Christopher’s advice for someone thinking about volunteering? Don’t overthink it. As with many things in life, it’s like jumping off a diving board. If you worry too much and overthink your approach, you won’t jump and you will never know how much fun it is to hit the water. Sometimes you just need to jump.

For Christopher’s outstanding contributions and engagement, the Glebe Centre nominated him as the Michaëlle Jean Centre for Global and Community Engagement’s volunteer of the month. We’re proud to award him this title.

By: Ines Sayadi

September 2018 - Elise Hamill

Student smiling and leaning over desk, interacting with two elderly women

A Passion for Care

For Elise Hamill, a third-year student completing an Honours Bachelor of Social Sciences in Political Science, community engagement means “being part of the community in a valuable and meaningful way.”

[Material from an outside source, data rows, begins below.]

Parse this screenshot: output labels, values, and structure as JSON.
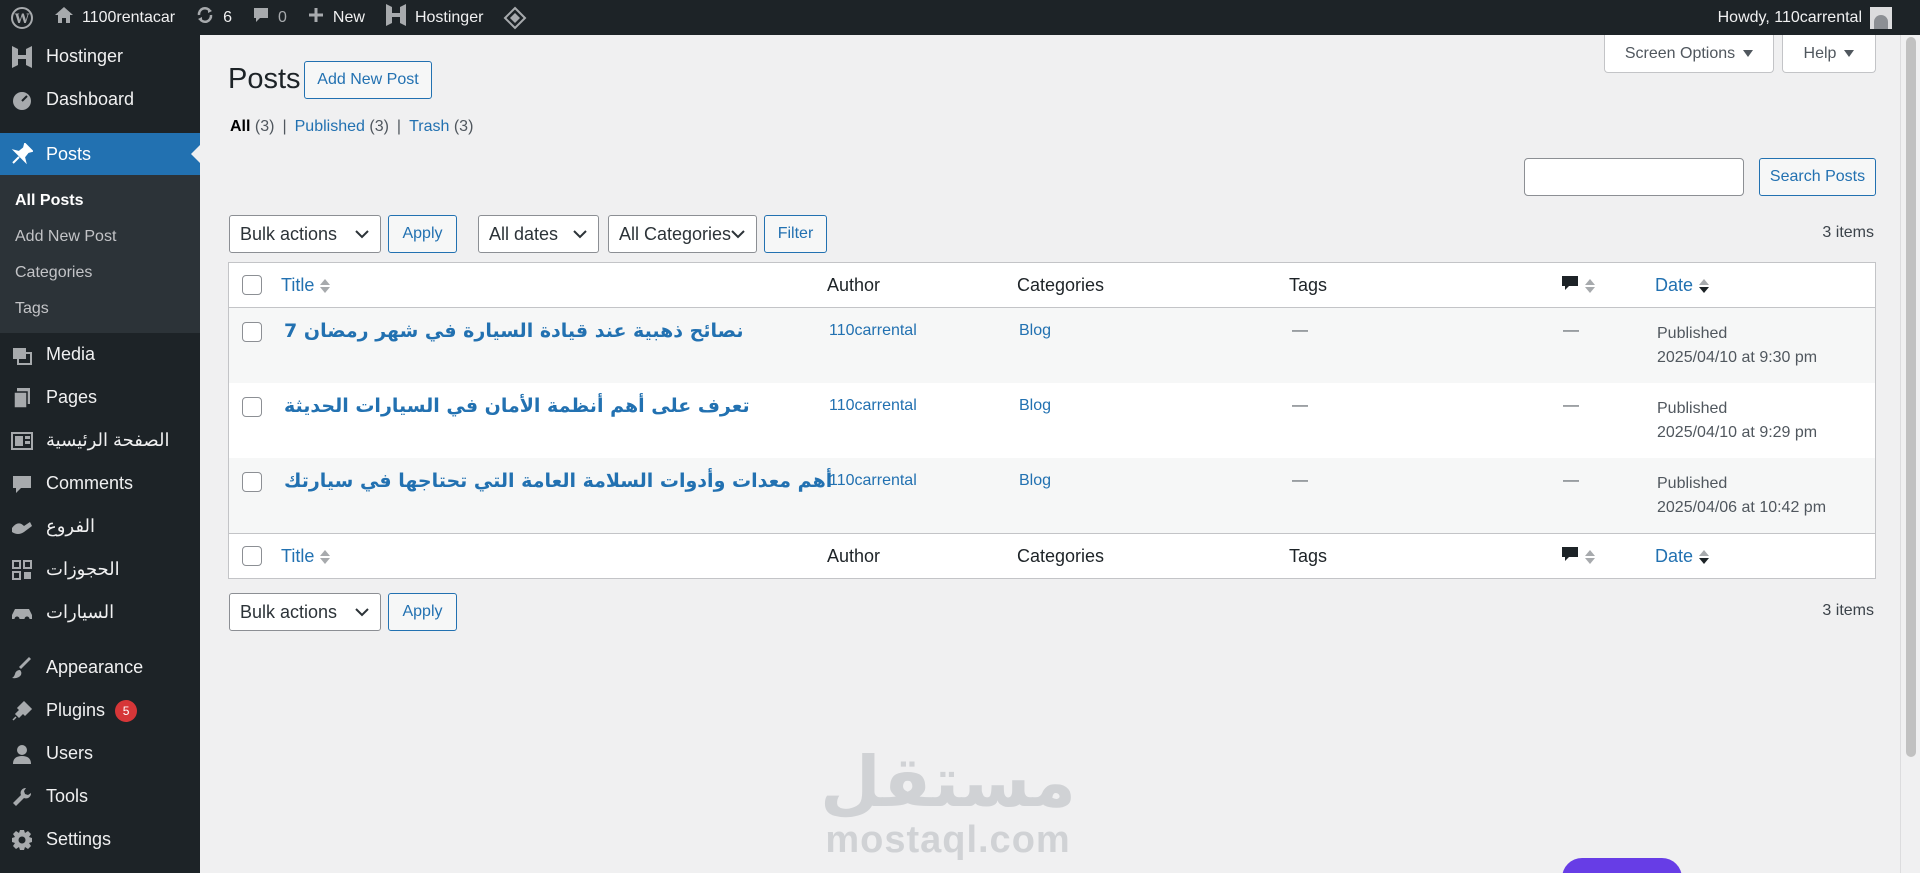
{
  "adminbar": {
    "site_name": "1100rentacar",
    "updates_count": "6",
    "comments_count": "0",
    "new_label": "New",
    "hostinger_label": "Hostinger",
    "howdy": "Howdy, 110carrental"
  },
  "sidebar": {
    "items": [
      {
        "label": "Hostinger",
        "icon": "hostinger-icon"
      },
      {
        "label": "Dashboard",
        "icon": "dashboard-icon"
      },
      {
        "label": "Posts",
        "icon": "pin-icon"
      },
      {
        "label": "Media",
        "icon": "media-icon"
      },
      {
        "label": "Pages",
        "icon": "pages-icon"
      },
      {
        "label": "الصفحة الرئيسية",
        "icon": "home-page-icon"
      },
      {
        "label": "Comments",
        "icon": "comments-icon"
      },
      {
        "label": "الفروع",
        "icon": "branches-icon"
      },
      {
        "label": "الحجوزات",
        "icon": "bookings-icon"
      },
      {
        "label": "السيارات",
        "icon": "cars-icon"
      },
      {
        "label": "Appearance",
        "icon": "appearance-icon"
      },
      {
        "label": "Plugins",
        "icon": "plugins-icon",
        "badge": "5"
      },
      {
        "label": "Users",
        "icon": "users-icon"
      },
      {
        "label": "Tools",
        "icon": "tools-icon"
      },
      {
        "label": "Settings",
        "icon": "settings-icon"
      }
    ],
    "submenu": [
      "All Posts",
      "Add New Post",
      "Categories",
      "Tags"
    ]
  },
  "header": {
    "screen_options": "Screen Options",
    "help": "Help",
    "title": "Posts",
    "add_new": "Add New Post"
  },
  "filters": {
    "all_label": "All",
    "all_count": "(3)",
    "published_label": "Published",
    "published_count": "(3)",
    "trash_label": "Trash",
    "trash_count": "(3)",
    "separator": "|"
  },
  "search": {
    "button": "Search Posts",
    "value": ""
  },
  "tablenav": {
    "bulk_actions": "Bulk actions",
    "apply": "Apply",
    "all_dates": "All dates",
    "all_categories": "All Categories",
    "filter": "Filter",
    "items_count": "3 items"
  },
  "table": {
    "columns": {
      "title": "Title",
      "author": "Author",
      "categories": "Categories",
      "tags": "Tags",
      "date": "Date"
    },
    "rows": [
      {
        "title": "نصائح ذهبية عند قيادة السيارة في شهر رمضان 7",
        "author": "110carrental",
        "category": "Blog",
        "tags": "—",
        "comments": "—",
        "status": "Published",
        "date": "2025/04/10 at 9:30 pm"
      },
      {
        "title": "تعرف على أهم أنظمة الأمان في السيارات الحديثة",
        "author": "110carrental",
        "category": "Blog",
        "tags": "—",
        "comments": "—",
        "status": "Published",
        "date": "2025/04/10 at 9:29 pm"
      },
      {
        "title": "أهم معدات وأدوات السلامة العامة التي تحتاجها في سيارتك",
        "author": "110carrental",
        "category": "Blog",
        "tags": "—",
        "comments": "—",
        "status": "Published",
        "date": "2025/04/06 at 10:42 pm"
      }
    ]
  },
  "watermark": {
    "arabic": "مستقل",
    "latin": "mostaql.com"
  },
  "colors": {
    "accent": "#2271b1",
    "sidebar_bg": "#1d2327",
    "badge": "#d63638"
  }
}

Elise started volunteering in high school in her hometown of Paris, Ontario. Like all Ontario high school students, she needed to complete her 40 hours of volunteer work to graduate.  That said, Elise really enjoyed volunteering at Telfer Place, a retirement residence, engaging with seniors through recreational activities. Believing in the importance of continuing to engage meaningfully with seniors, her friend told her about the Michaëlle Jean Centre for Global and Community Engagement and she searched for a placement. Given how much she enjoyed volunteering at Telfer Place, she decided to volunteer at Carefor Guest House for those living with dementia this summer.

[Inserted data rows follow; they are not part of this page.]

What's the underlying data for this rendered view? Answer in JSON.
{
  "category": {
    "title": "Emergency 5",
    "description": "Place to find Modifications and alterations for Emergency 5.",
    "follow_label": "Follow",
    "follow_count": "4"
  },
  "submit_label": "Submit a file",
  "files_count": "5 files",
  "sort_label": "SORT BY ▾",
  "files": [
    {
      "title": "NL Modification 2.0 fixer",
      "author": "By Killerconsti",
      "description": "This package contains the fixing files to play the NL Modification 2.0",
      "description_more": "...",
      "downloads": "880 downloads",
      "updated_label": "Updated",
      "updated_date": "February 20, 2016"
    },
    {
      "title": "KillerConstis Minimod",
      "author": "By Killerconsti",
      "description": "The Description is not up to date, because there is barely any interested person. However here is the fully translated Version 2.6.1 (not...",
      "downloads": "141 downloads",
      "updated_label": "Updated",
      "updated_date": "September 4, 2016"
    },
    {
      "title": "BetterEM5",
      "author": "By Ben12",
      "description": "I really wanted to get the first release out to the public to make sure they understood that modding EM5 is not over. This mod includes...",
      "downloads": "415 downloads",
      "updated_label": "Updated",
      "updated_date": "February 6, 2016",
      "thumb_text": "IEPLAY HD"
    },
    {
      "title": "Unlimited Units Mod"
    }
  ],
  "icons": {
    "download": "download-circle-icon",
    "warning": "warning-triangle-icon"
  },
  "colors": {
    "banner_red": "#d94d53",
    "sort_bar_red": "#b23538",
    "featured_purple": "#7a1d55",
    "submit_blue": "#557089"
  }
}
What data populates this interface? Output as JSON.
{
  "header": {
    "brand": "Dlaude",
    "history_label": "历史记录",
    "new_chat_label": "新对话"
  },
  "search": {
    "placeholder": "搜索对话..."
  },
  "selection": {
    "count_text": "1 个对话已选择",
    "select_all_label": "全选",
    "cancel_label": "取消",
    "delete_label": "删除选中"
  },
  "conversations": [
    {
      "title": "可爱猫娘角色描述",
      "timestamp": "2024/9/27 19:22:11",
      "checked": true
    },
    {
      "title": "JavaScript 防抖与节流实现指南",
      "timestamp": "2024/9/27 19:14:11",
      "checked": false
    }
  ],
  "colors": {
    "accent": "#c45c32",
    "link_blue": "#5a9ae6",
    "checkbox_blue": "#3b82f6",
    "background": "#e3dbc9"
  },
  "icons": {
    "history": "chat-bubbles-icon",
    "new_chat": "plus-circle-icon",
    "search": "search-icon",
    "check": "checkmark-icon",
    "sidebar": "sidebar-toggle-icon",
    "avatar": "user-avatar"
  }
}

“I have gained a strong sense of empathy and compassion for the aging population and their families and caregivers,” Elise says. During her time volunteering at Carefor, she learned that the elderly can often feel isolated, and she feels very grateful every day that she can be there with them and be a part of their lives.

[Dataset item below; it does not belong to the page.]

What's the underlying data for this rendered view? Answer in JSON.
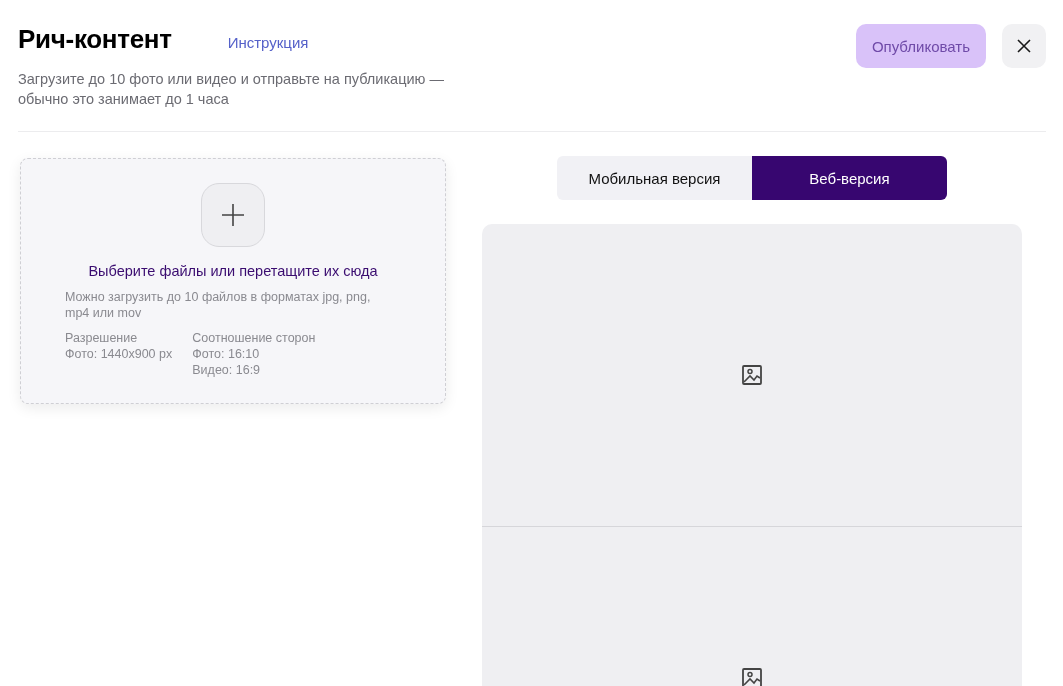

Elise describes the staff at Carefor as being very kind and welcoming. She has learned so much from them about dementia and how it affects body and mind. She works alongside the Carefor staff to improve the physical and mental well-being of each individual guest in both group and one-on-one settings by encouraging participation in activities such as physical exercises, baking, and crafts.

The most memorable activity for Elise, however, was a gardening project with seniors. Together, they grew vegetables and flowers, watered and cared for the plants every day and made homemade garden decorations. These activities help provide guests with a sense of belonging, love and accomplishment. In return, Elise was able to spend lots of time with the guests and learn about them, their families and what they appreciate in their lives.

Student standing smiling in front of a garden

When asked why she volunteers with seniors and not in a facility related to her field of study, Elise says it is important to fuel her own interests and to strike a balance. “For the most part, it is simply because I enjoy the experience, and I know it is meaningful work. Also, volunteering is a great way to enhance resumés and provide additional references and skills for future job searches.” Elise believes that volunteers must always be open to new experiences and challenges, be eager and interested in their work goals and have time to offer. But most importantly, they must care for others and prioritize the needs of others and the community.

Elise encourages every student to volunteer. “Your contributions make a difference in the lives of the people you volunteer with and for, and that is valued, necessary and appreciated. It provides so many different experiences and opens up so many doors when thinking about life after university.”

For its part, Carefor continues to seek out passionate volunteers. Sign on to the Community Engagement Navigator or contact them directly for more information.

When asked how her volunteering might influence her future, Elise says that she has become passionate about it and would like to become involved in advocacy work on behalf of seniors. Indeed, because of her dedication this summer and this passion for making life a little bit sweeter for seniors, Elise Hamill is our volunteer of the month. 

By: Zhongjun Huang

Back to top